All lines of the listing that contain "JSON" should be shown in full.
-- Opening Marker --
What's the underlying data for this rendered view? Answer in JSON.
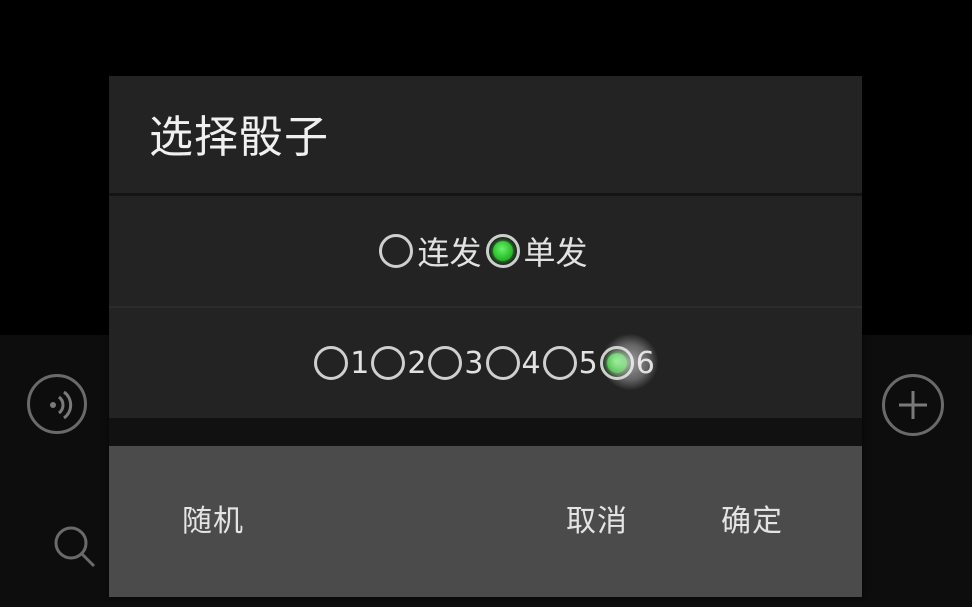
{
  "dialog": {
    "title": "选择骰子",
    "mode_options": [
      {
        "label": "连发",
        "checked": false
      },
      {
        "label": "单发",
        "checked": true
      }
    ],
    "dice_options": [
      {
        "label": "1",
        "checked": false
      },
      {
        "label": "2",
        "checked": false
      },
      {
        "label": "3",
        "checked": false
      },
      {
        "label": "4",
        "checked": false
      },
      {
        "label": "5",
        "checked": false
      },
      {
        "label": "6",
        "checked": true
      }
    ],
    "buttons": {
      "random": "随机",
      "cancel": "取消",
      "ok": "确定"
    }
  },
  "background": {
    "icons": [
      "voice-icon",
      "plus-icon",
      "search-icon"
    ]
  },
  "colors": {
    "radio_checked": "#2fc42f",
    "dialog_bg": "#232323",
    "button_bar_bg": "#4b4b4b"
  }
}
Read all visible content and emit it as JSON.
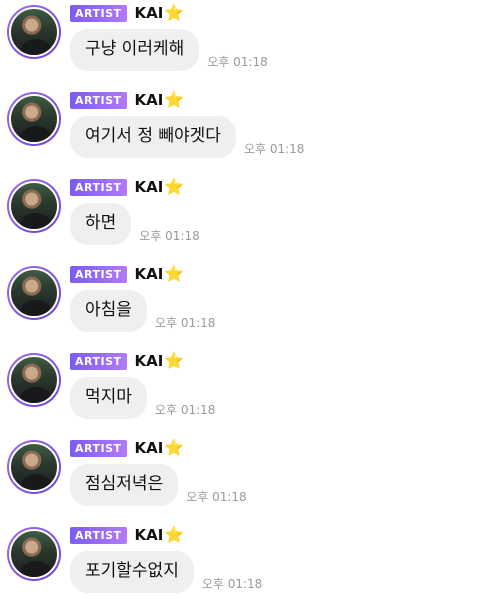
{
  "messages": [
    {
      "badge": "ARTIST",
      "name": "KAI",
      "star": "⭐",
      "text": "구냥 이러케해",
      "time": "오후 01:18"
    },
    {
      "badge": "ARTIST",
      "name": "KAI",
      "star": "⭐",
      "text": "여기서 정 빼야겟다",
      "time": "오후 01:18"
    },
    {
      "badge": "ARTIST",
      "name": "KAI",
      "star": "⭐",
      "text": "하면",
      "time": "오후 01:18"
    },
    {
      "badge": "ARTIST",
      "name": "KAI",
      "star": "⭐",
      "text": "아침을",
      "time": "오후 01:18"
    },
    {
      "badge": "ARTIST",
      "name": "KAI",
      "star": "⭐",
      "text": "먹지마",
      "time": "오후 01:18"
    },
    {
      "badge": "ARTIST",
      "name": "KAI",
      "star": "⭐",
      "text": "점심저녁은",
      "time": "오후 01:18"
    },
    {
      "badge": "ARTIST",
      "name": "KAI",
      "star": "⭐",
      "text": "포기할수없지",
      "time": "오후 01:18"
    }
  ],
  "colors": {
    "badge_start": "#7b5cf2",
    "badge_end": "#b27af7",
    "bubble": "#efefef",
    "time": "#9a9a9a",
    "star": "#f5c518"
  },
  "icons": {
    "avatar": "avatar",
    "star": "star-icon"
  }
}
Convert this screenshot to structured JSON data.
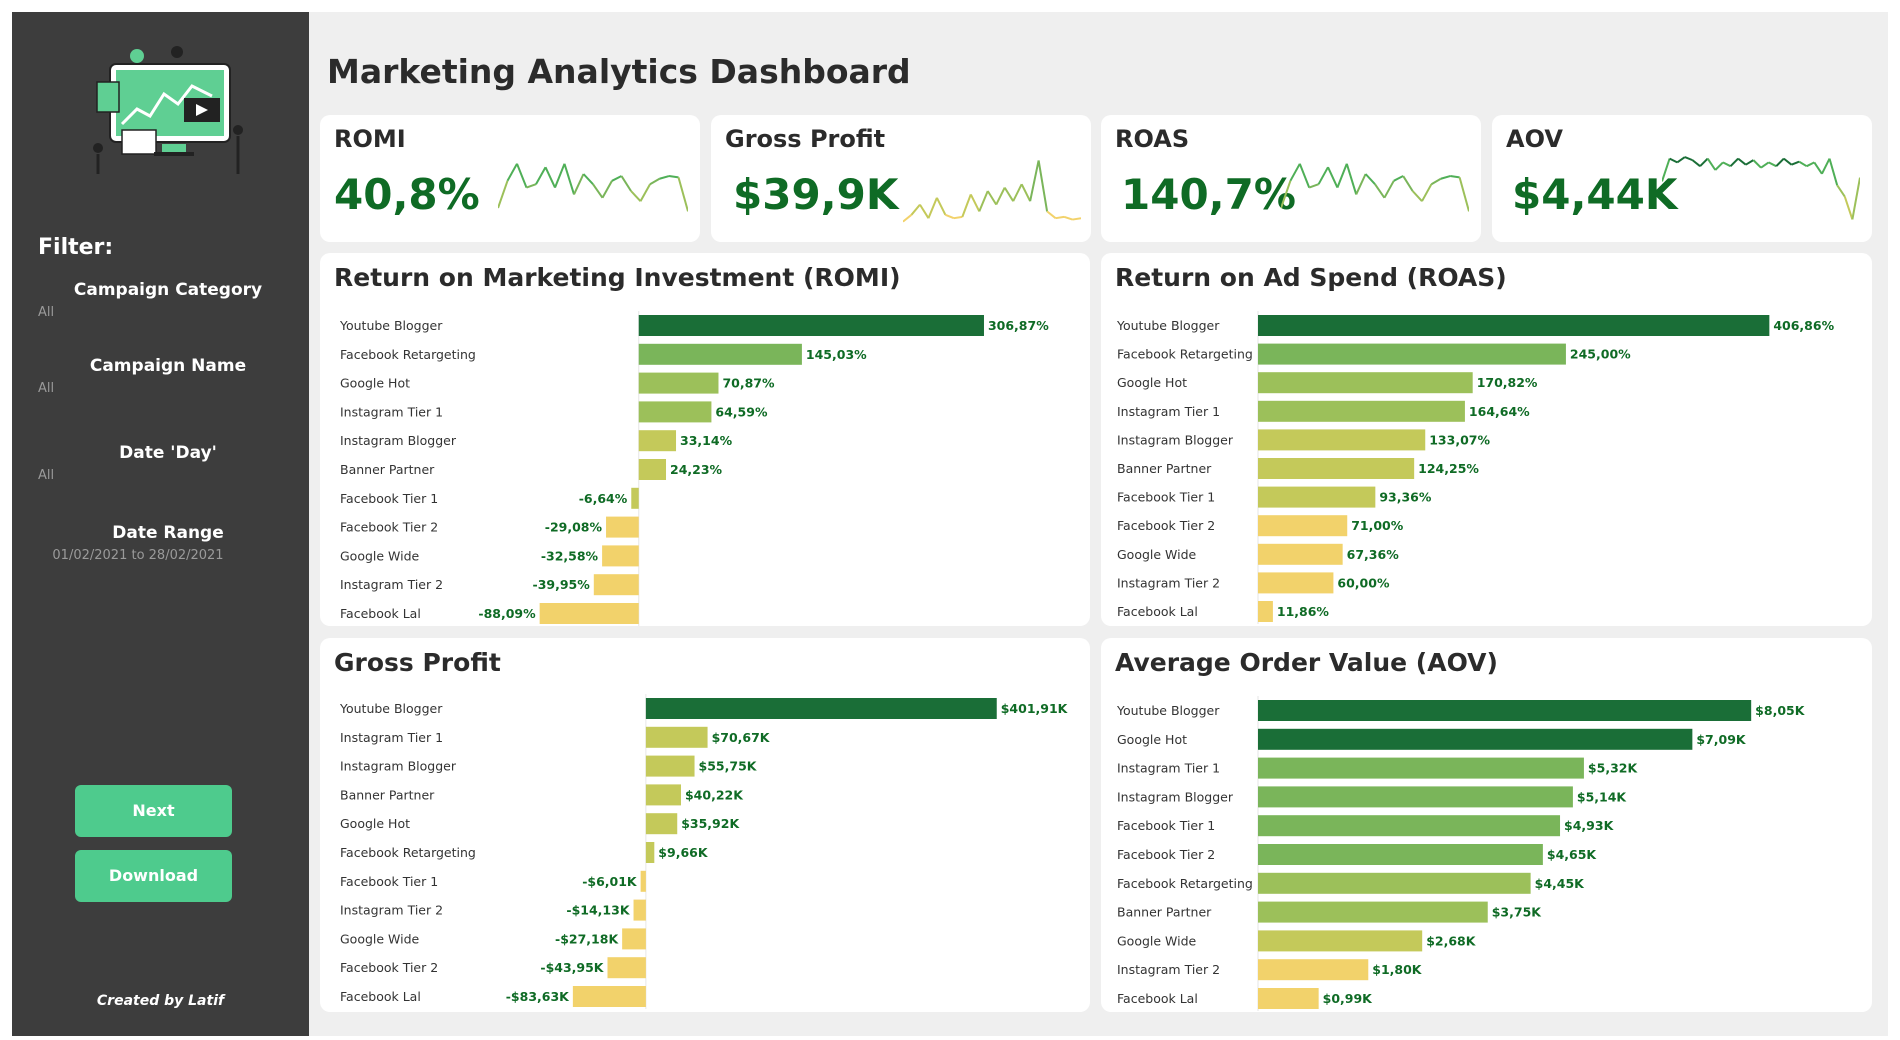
{
  "dashboard": {
    "title": "Marketing Analytics Dashboard"
  },
  "sidebar": {
    "filter_title": "Filter:",
    "filters": [
      {
        "label": "Campaign Category",
        "value": "All"
      },
      {
        "label": "Campaign Name",
        "value": "All"
      },
      {
        "label": "Date 'Day'",
        "value": "All"
      },
      {
        "label": "Date Range",
        "value": "01/02/2021 to 28/02/2021"
      }
    ],
    "buttons": {
      "next": "Next",
      "download": "Download"
    },
    "credit": "Created by Latif",
    "illustration_icon": "analytics-illustration-icon"
  },
  "kpis": [
    {
      "title": "ROMI",
      "value": "40,8%",
      "spark": [
        0.25,
        0.65,
        0.9,
        0.55,
        0.6,
        0.85,
        0.55,
        0.9,
        0.45,
        0.75,
        0.6,
        0.4,
        0.65,
        0.72,
        0.5,
        0.35,
        0.6,
        0.68,
        0.72,
        0.7,
        0.2
      ]
    },
    {
      "title": "Gross Profit",
      "value": "$39,9K",
      "spark": [
        0.05,
        0.15,
        0.3,
        0.1,
        0.4,
        0.15,
        0.1,
        0.12,
        0.45,
        0.2,
        0.5,
        0.3,
        0.55,
        0.35,
        0.6,
        0.35,
        0.95,
        0.2,
        0.1,
        0.12,
        0.08,
        0.1
      ]
    },
    {
      "title": "ROAS",
      "value": "140,7%",
      "spark": [
        0.25,
        0.65,
        0.9,
        0.55,
        0.6,
        0.85,
        0.55,
        0.9,
        0.45,
        0.75,
        0.6,
        0.4,
        0.65,
        0.72,
        0.5,
        0.35,
        0.6,
        0.68,
        0.72,
        0.7,
        0.2
      ]
    },
    {
      "title": "AOV",
      "value": "$4,44K",
      "spark": [
        0.6,
        0.9,
        0.85,
        0.92,
        0.88,
        0.8,
        0.9,
        0.75,
        0.85,
        0.8,
        0.9,
        0.82,
        0.88,
        0.78,
        0.85,
        0.8,
        0.9,
        0.82,
        0.86,
        0.8,
        0.85,
        0.7,
        0.9,
        0.55,
        0.4,
        0.1,
        0.65
      ]
    }
  ],
  "colors": {
    "scale": [
      "#f2d26b",
      "#c4c95a",
      "#9cc05a",
      "#7ab55a",
      "#4faf57",
      "#1a6e37"
    ],
    "label": "#0f6b25",
    "accent_button": "#4ecb8d",
    "sidebar_bg": "#3d3d3d"
  },
  "chart_data": [
    {
      "id": "romi",
      "type": "bar",
      "orientation": "horizontal",
      "title": "Return on Marketing Investment (ROMI)",
      "categories": [
        "Youtube Blogger",
        "Facebook Retargeting",
        "Google Hot",
        "Instagram Tier 1",
        "Instagram Blogger",
        "Banner Partner",
        "Facebook Tier 1",
        "Facebook Tier 2",
        "Google Wide",
        "Instagram Tier 2",
        "Facebook Lal"
      ],
      "values": [
        306.87,
        145.03,
        70.87,
        64.59,
        33.14,
        24.23,
        -6.64,
        -29.08,
        -32.58,
        -39.95,
        -88.09
      ],
      "labels": [
        "306,87%",
        "145,03%",
        "70,87%",
        "64,59%",
        "33,14%",
        "24,23%",
        "-6,64%",
        "-29,08%",
        "-32,58%",
        "-39,95%",
        "-88,09%"
      ],
      "xlim": [
        -150,
        330
      ]
    },
    {
      "id": "roas",
      "type": "bar",
      "orientation": "horizontal",
      "title": "Return on Ad Spend (ROAS)",
      "categories": [
        "Youtube Blogger",
        "Facebook Retargeting",
        "Google Hot",
        "Instagram Tier 1",
        "Instagram Blogger",
        "Banner Partner",
        "Facebook Tier 1",
        "Facebook Tier 2",
        "Google Wide",
        "Instagram Tier 2",
        "Facebook Lal"
      ],
      "values": [
        406.86,
        245.0,
        170.82,
        164.64,
        133.07,
        124.25,
        93.36,
        71.0,
        67.36,
        60.0,
        11.86
      ],
      "labels": [
        "406,86%",
        "245,00%",
        "170,82%",
        "164,64%",
        "133,07%",
        "124,25%",
        "93,36%",
        "71,00%",
        "67,36%",
        "60,00%",
        "11,86%"
      ],
      "xlim": [
        0,
        440
      ]
    },
    {
      "id": "gross",
      "type": "bar",
      "orientation": "horizontal",
      "title": "Gross Profit",
      "categories": [
        "Youtube Blogger",
        "Instagram Tier 1",
        "Instagram Blogger",
        "Banner Partner",
        "Google Hot",
        "Facebook Retargeting",
        "Facebook Tier 1",
        "Instagram Tier 2",
        "Google Wide",
        "Facebook Tier 2",
        "Facebook Lal"
      ],
      "values": [
        401.91,
        70.67,
        55.75,
        40.22,
        35.92,
        9.66,
        -6.01,
        -14.13,
        -27.18,
        -43.95,
        -83.63
      ],
      "labels": [
        "$401,91K",
        "$70,67K",
        "$55,75K",
        "$40,22K",
        "$35,92K",
        "$9,66K",
        "-$6,01K",
        "-$14,13K",
        "-$27,18K",
        "-$43,95K",
        "-$83,63K"
      ],
      "xlim": [
        -190,
        440
      ]
    },
    {
      "id": "aov",
      "type": "bar",
      "orientation": "horizontal",
      "title": "Average Order Value (AOV)",
      "categories": [
        "Youtube Blogger",
        "Google Hot",
        "Instagram Tier 1",
        "Instagram Blogger",
        "Facebook Tier 1",
        "Facebook Tier 2",
        "Facebook Retargeting",
        "Banner Partner",
        "Google Wide",
        "Instagram Tier 2",
        "Facebook Lal"
      ],
      "values": [
        8.05,
        7.09,
        5.32,
        5.14,
        4.93,
        4.65,
        4.45,
        3.75,
        2.68,
        1.8,
        0.99
      ],
      "labels": [
        "$8,05K",
        "$7,09K",
        "$5,32K",
        "$5,14K",
        "$4,93K",
        "$4,65K",
        "$4,45K",
        "$3,75K",
        "$2,68K",
        "$1,80K",
        "$0,99K"
      ],
      "xlim": [
        0,
        8.7
      ]
    }
  ]
}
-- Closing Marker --
## Reply
What's the underlying data for this rendered view? Answer in JSON.
Read all visible content and emit it as JSON.
Convert this screenshot to structured JSON data.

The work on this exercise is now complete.